## Problem to work on:
Could you repeat the records below exactly, without the pictures?

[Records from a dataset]
---

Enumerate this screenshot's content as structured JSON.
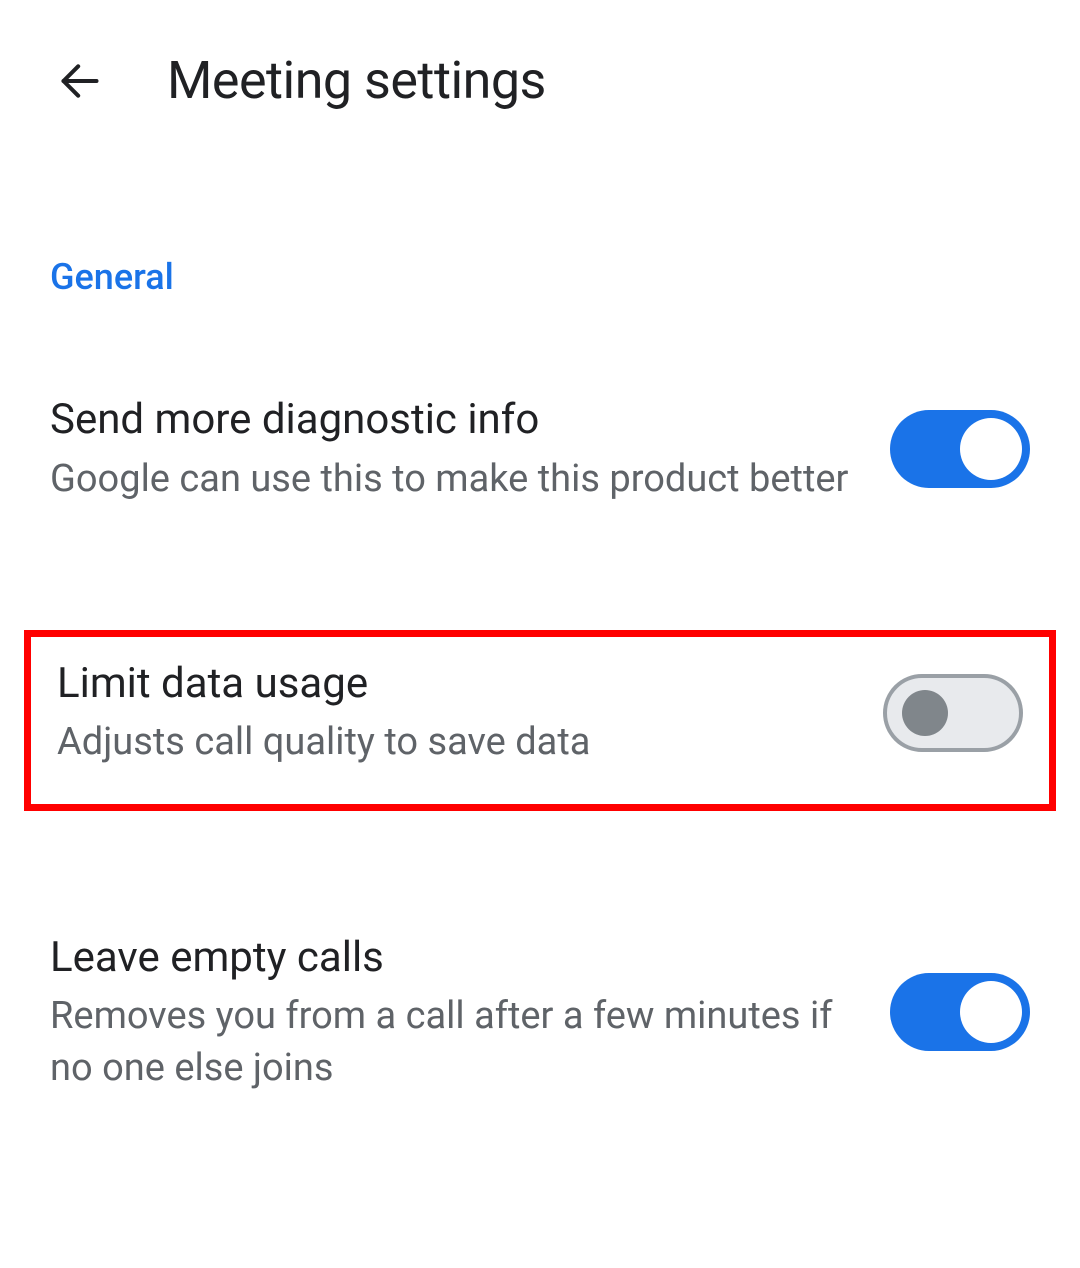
{
  "header": {
    "title": "Meeting settings"
  },
  "section": {
    "label": "General"
  },
  "settings": [
    {
      "title": "Send more diagnostic info",
      "description": "Google can use this to make this product better",
      "enabled": true,
      "highlighted": false
    },
    {
      "title": "Limit data usage",
      "description": "Adjusts call quality to save data",
      "enabled": false,
      "highlighted": true
    },
    {
      "title": "Leave empty calls",
      "description": "Removes you from a call after a few minutes if no one else joins",
      "enabled": true,
      "highlighted": false
    }
  ]
}
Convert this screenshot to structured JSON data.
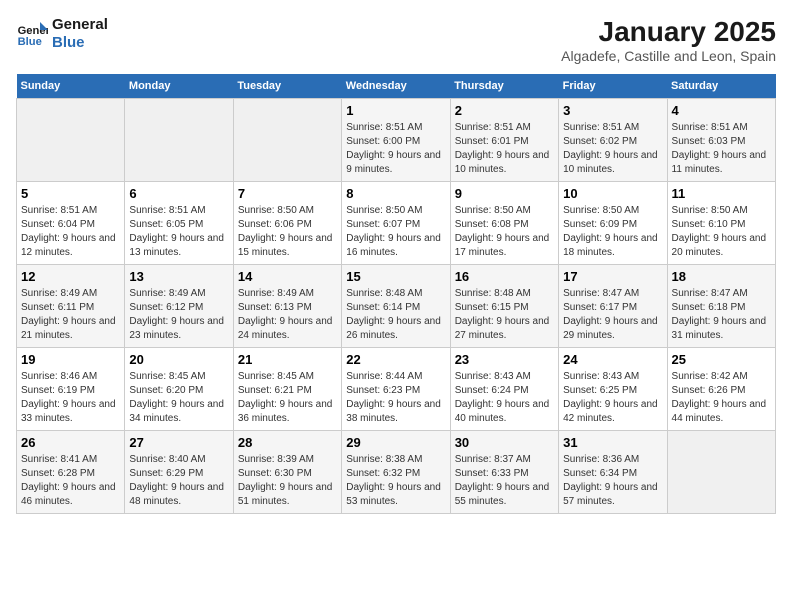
{
  "logo": {
    "line1": "General",
    "line2": "Blue"
  },
  "title": "January 2025",
  "subtitle": "Algadefe, Castille and Leon, Spain",
  "weekdays": [
    "Sunday",
    "Monday",
    "Tuesday",
    "Wednesday",
    "Thursday",
    "Friday",
    "Saturday"
  ],
  "weeks": [
    [
      {
        "day": "",
        "info": ""
      },
      {
        "day": "",
        "info": ""
      },
      {
        "day": "",
        "info": ""
      },
      {
        "day": "1",
        "info": "Sunrise: 8:51 AM\nSunset: 6:00 PM\nDaylight: 9 hours and 9 minutes."
      },
      {
        "day": "2",
        "info": "Sunrise: 8:51 AM\nSunset: 6:01 PM\nDaylight: 9 hours and 10 minutes."
      },
      {
        "day": "3",
        "info": "Sunrise: 8:51 AM\nSunset: 6:02 PM\nDaylight: 9 hours and 10 minutes."
      },
      {
        "day": "4",
        "info": "Sunrise: 8:51 AM\nSunset: 6:03 PM\nDaylight: 9 hours and 11 minutes."
      }
    ],
    [
      {
        "day": "5",
        "info": "Sunrise: 8:51 AM\nSunset: 6:04 PM\nDaylight: 9 hours and 12 minutes."
      },
      {
        "day": "6",
        "info": "Sunrise: 8:51 AM\nSunset: 6:05 PM\nDaylight: 9 hours and 13 minutes."
      },
      {
        "day": "7",
        "info": "Sunrise: 8:50 AM\nSunset: 6:06 PM\nDaylight: 9 hours and 15 minutes."
      },
      {
        "day": "8",
        "info": "Sunrise: 8:50 AM\nSunset: 6:07 PM\nDaylight: 9 hours and 16 minutes."
      },
      {
        "day": "9",
        "info": "Sunrise: 8:50 AM\nSunset: 6:08 PM\nDaylight: 9 hours and 17 minutes."
      },
      {
        "day": "10",
        "info": "Sunrise: 8:50 AM\nSunset: 6:09 PM\nDaylight: 9 hours and 18 minutes."
      },
      {
        "day": "11",
        "info": "Sunrise: 8:50 AM\nSunset: 6:10 PM\nDaylight: 9 hours and 20 minutes."
      }
    ],
    [
      {
        "day": "12",
        "info": "Sunrise: 8:49 AM\nSunset: 6:11 PM\nDaylight: 9 hours and 21 minutes."
      },
      {
        "day": "13",
        "info": "Sunrise: 8:49 AM\nSunset: 6:12 PM\nDaylight: 9 hours and 23 minutes."
      },
      {
        "day": "14",
        "info": "Sunrise: 8:49 AM\nSunset: 6:13 PM\nDaylight: 9 hours and 24 minutes."
      },
      {
        "day": "15",
        "info": "Sunrise: 8:48 AM\nSunset: 6:14 PM\nDaylight: 9 hours and 26 minutes."
      },
      {
        "day": "16",
        "info": "Sunrise: 8:48 AM\nSunset: 6:15 PM\nDaylight: 9 hours and 27 minutes."
      },
      {
        "day": "17",
        "info": "Sunrise: 8:47 AM\nSunset: 6:17 PM\nDaylight: 9 hours and 29 minutes."
      },
      {
        "day": "18",
        "info": "Sunrise: 8:47 AM\nSunset: 6:18 PM\nDaylight: 9 hours and 31 minutes."
      }
    ],
    [
      {
        "day": "19",
        "info": "Sunrise: 8:46 AM\nSunset: 6:19 PM\nDaylight: 9 hours and 33 minutes."
      },
      {
        "day": "20",
        "info": "Sunrise: 8:45 AM\nSunset: 6:20 PM\nDaylight: 9 hours and 34 minutes."
      },
      {
        "day": "21",
        "info": "Sunrise: 8:45 AM\nSunset: 6:21 PM\nDaylight: 9 hours and 36 minutes."
      },
      {
        "day": "22",
        "info": "Sunrise: 8:44 AM\nSunset: 6:23 PM\nDaylight: 9 hours and 38 minutes."
      },
      {
        "day": "23",
        "info": "Sunrise: 8:43 AM\nSunset: 6:24 PM\nDaylight: 9 hours and 40 minutes."
      },
      {
        "day": "24",
        "info": "Sunrise: 8:43 AM\nSunset: 6:25 PM\nDaylight: 9 hours and 42 minutes."
      },
      {
        "day": "25",
        "info": "Sunrise: 8:42 AM\nSunset: 6:26 PM\nDaylight: 9 hours and 44 minutes."
      }
    ],
    [
      {
        "day": "26",
        "info": "Sunrise: 8:41 AM\nSunset: 6:28 PM\nDaylight: 9 hours and 46 minutes."
      },
      {
        "day": "27",
        "info": "Sunrise: 8:40 AM\nSunset: 6:29 PM\nDaylight: 9 hours and 48 minutes."
      },
      {
        "day": "28",
        "info": "Sunrise: 8:39 AM\nSunset: 6:30 PM\nDaylight: 9 hours and 51 minutes."
      },
      {
        "day": "29",
        "info": "Sunrise: 8:38 AM\nSunset: 6:32 PM\nDaylight: 9 hours and 53 minutes."
      },
      {
        "day": "30",
        "info": "Sunrise: 8:37 AM\nSunset: 6:33 PM\nDaylight: 9 hours and 55 minutes."
      },
      {
        "day": "31",
        "info": "Sunrise: 8:36 AM\nSunset: 6:34 PM\nDaylight: 9 hours and 57 minutes."
      },
      {
        "day": "",
        "info": ""
      }
    ]
  ]
}
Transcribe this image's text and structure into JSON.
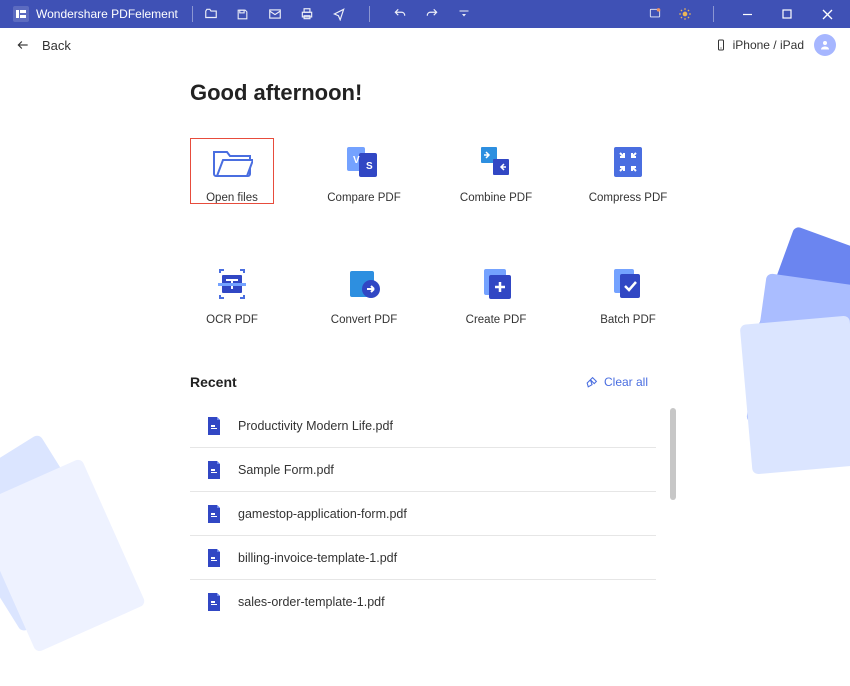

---

## Expected answer:
Enumerate this screenshot's content as structured JSON.
{
  "header": {
    "title": "Meeting settings"
  },
  "section": {
    "label": "General"
  },
  "settings": [
    {
      "title": "Send more diagnostic info",
      "description": "Google can use this to make this product better",
      "enabled": true,
      "highlighted": false
    },
    {
      "title": "Limit data usage",
      "description": "Adjusts call quality to save data",
      "enabled": false,
      "highlighted": true
    },
    {
      "title": "Leave empty calls",
      "description": "Removes you from a call after a few minutes if no one else joins",
      "enabled": true,
      "highlighted": false
    }
  ]
}
Convert this screenshot to structured JSON data.
{
  "logo": {
    "line1": "General",
    "line2": "Blue"
  },
  "title": "January 2025",
  "subtitle": "Algadefe, Castille and Leon, Spain",
  "weekdays": [
    "Sunday",
    "Monday",
    "Tuesday",
    "Wednesday",
    "Thursday",
    "Friday",
    "Saturday"
  ],
  "weeks": [
    [
      {
        "day": "",
        "info": ""
      },
      {
        "day": "",
        "info": ""
      },
      {
        "day": "",
        "info": ""
      },
      {
        "day": "1",
        "info": "Sunrise: 8:51 AM\nSunset: 6:00 PM\nDaylight: 9 hours and 9 minutes."
      },
      {
        "day": "2",
        "info": "Sunrise: 8:51 AM\nSunset: 6:01 PM\nDaylight: 9 hours and 10 minutes."
      },
      {
        "day": "3",
        "info": "Sunrise: 8:51 AM\nSunset: 6:02 PM\nDaylight: 9 hours and 10 minutes."
      },
      {
        "day": "4",
        "info": "Sunrise: 8:51 AM\nSunset: 6:03 PM\nDaylight: 9 hours and 11 minutes."
      }
    ],
    [
      {
        "day": "5",
        "info": "Sunrise: 8:51 AM\nSunset: 6:04 PM\nDaylight: 9 hours and 12 minutes."
      },
      {
        "day": "6",
        "info": "Sunrise: 8:51 AM\nSunset: 6:05 PM\nDaylight: 9 hours and 13 minutes."
      },
      {
        "day": "7",
        "info": "Sunrise: 8:50 AM\nSunset: 6:06 PM\nDaylight: 9 hours and 15 minutes."
      },
      {
        "day": "8",
        "info": "Sunrise: 8:50 AM\nSunset: 6:07 PM\nDaylight: 9 hours and 16 minutes."
      },
      {
        "day": "9",
        "info": "Sunrise: 8:50 AM\nSunset: 6:08 PM\nDaylight: 9 hours and 17 minutes."
      },
      {
        "day": "10",
        "info": "Sunrise: 8:50 AM\nSunset: 6:09 PM\nDaylight: 9 hours and 18 minutes."
      },
      {
        "day": "11",
        "info": "Sunrise: 8:50 AM\nSunset: 6:10 PM\nDaylight: 9 hours and 20 minutes."
      }
    ],
    [
      {
        "day": "12",
        "info": "Sunrise: 8:49 AM\nSunset: 6:11 PM\nDaylight: 9 hours and 21 minutes."
      },
      {
        "day": "13",
        "info": "Sunrise: 8:49 AM\nSunset: 6:12 PM\nDaylight: 9 hours and 23 minutes."
      },
      {
        "day": "14",
        "info": "Sunrise: 8:49 AM\nSunset: 6:13 PM\nDaylight: 9 hours and 24 minutes."
      },
      {
        "day": "15",
        "info": "Sunrise: 8:48 AM\nSunset: 6:14 PM\nDaylight: 9 hours and 26 minutes."
      },
      {
        "day": "16",
        "info": "Sunrise: 8:48 AM\nSunset: 6:15 PM\nDaylight: 9 hours and 27 minutes."
      },
      {
        "day": "17",
        "info": "Sunrise: 8:47 AM\nSunset: 6:17 PM\nDaylight: 9 hours and 29 minutes."
      },
      {
        "day": "18",
        "info": "Sunrise: 8:47 AM\nSunset: 6:18 PM\nDaylight: 9 hours and 31 minutes."
      }
    ],
    [
      {
        "day": "19",
        "info": "Sunrise: 8:46 AM\nSunset: 6:19 PM\nDaylight: 9 hours and 33 minutes."
      },
      {
        "day": "20",
        "info": "Sunrise: 8:45 AM\nSunset: 6:20 PM\nDaylight: 9 hours and 34 minutes."
      },
      {
        "day": "21",
        "info": "Sunrise: 8:45 AM\nSunset: 6:21 PM\nDaylight: 9 hours and 36 minutes."
      },
      {
        "day": "22",
        "info": "Sunrise: 8:44 AM\nSunset: 6:23 PM\nDaylight: 9 hours and 38 minutes."
      },
      {
        "day": "23",
        "info": "Sunrise: 8:43 AM\nSunset: 6:24 PM\nDaylight: 9 hours and 40 minutes."
      },
      {
        "day": "24",
        "info": "Sunrise: 8:43 AM\nSunset: 6:25 PM\nDaylight: 9 hours and 42 minutes."
      },
      {
        "day": "25",
        "info": "Sunrise: 8:42 AM\nSunset: 6:26 PM\nDaylight: 9 hours and 44 minutes."
      }
    ],
    [
      {
        "day": "26",
        "info": "Sunrise: 8:41 AM\nSunset: 6:28 PM\nDaylight: 9 hours and 46 minutes."
      },
      {
        "day": "27",
        "info": "Sunrise: 8:40 AM\nSunset: 6:29 PM\nDaylight: 9 hours and 48 minutes."
      },
      {
        "day": "28",
        "info": "Sunrise: 8:39 AM\nSunset: 6:30 PM\nDaylight: 9 hours and 51 minutes."
      },
      {
        "day": "29",
        "info": "Sunrise: 8:38 AM\nSunset: 6:32 PM\nDaylight: 9 hours and 53 minutes."
      },
      {
        "day": "30",
        "info": "Sunrise: 8:37 AM\nSunset: 6:33 PM\nDaylight: 9 hours and 55 minutes."
      },
      {
        "day": "31",
        "info": "Sunrise: 8:36 AM\nSunset: 6:34 PM\nDaylight: 9 hours and 57 minutes."
      },
      {
        "day": "",
        "info": ""
      }
    ]
  ]
}
Transcribe this image's text and structure into JSON.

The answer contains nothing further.